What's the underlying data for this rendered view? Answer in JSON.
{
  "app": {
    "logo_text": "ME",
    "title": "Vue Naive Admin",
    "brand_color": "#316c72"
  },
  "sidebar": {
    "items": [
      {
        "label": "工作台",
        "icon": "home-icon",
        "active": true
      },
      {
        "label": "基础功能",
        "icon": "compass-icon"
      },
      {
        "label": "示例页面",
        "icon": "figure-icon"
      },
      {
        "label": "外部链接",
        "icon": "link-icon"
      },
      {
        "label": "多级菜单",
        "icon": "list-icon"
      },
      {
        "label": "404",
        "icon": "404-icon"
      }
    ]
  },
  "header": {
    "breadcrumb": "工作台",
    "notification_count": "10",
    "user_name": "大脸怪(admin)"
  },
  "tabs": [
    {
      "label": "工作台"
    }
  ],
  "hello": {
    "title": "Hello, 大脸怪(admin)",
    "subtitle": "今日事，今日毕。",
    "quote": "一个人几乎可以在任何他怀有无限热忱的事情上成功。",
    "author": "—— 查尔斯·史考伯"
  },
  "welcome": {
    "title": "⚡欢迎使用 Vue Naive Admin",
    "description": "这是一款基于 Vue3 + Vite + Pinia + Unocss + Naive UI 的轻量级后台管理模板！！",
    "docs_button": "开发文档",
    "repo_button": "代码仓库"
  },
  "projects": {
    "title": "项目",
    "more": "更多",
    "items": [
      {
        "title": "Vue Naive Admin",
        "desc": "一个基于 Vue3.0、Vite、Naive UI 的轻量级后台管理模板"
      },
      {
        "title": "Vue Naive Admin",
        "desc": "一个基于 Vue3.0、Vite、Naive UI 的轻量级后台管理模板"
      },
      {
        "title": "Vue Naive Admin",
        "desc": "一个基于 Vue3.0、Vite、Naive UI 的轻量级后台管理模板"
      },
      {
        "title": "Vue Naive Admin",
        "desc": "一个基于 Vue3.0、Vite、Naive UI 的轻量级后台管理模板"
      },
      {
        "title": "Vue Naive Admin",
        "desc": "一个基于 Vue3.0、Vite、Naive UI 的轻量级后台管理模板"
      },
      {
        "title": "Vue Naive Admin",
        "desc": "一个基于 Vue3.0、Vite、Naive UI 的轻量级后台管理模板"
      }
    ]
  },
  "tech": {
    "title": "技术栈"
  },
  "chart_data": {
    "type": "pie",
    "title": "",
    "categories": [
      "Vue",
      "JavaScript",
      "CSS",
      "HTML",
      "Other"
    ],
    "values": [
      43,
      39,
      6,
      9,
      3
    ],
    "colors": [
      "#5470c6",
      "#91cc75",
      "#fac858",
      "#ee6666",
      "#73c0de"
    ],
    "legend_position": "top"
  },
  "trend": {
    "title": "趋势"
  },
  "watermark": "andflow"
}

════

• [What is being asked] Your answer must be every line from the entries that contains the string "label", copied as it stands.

• [Completed task]
        "label": "工作台",
        "label": "基础功能",
        "label": "示例页面",
        "label": "外部链接",
        "label": "多级菜单",
        "label": "404",
      "label": "工作台"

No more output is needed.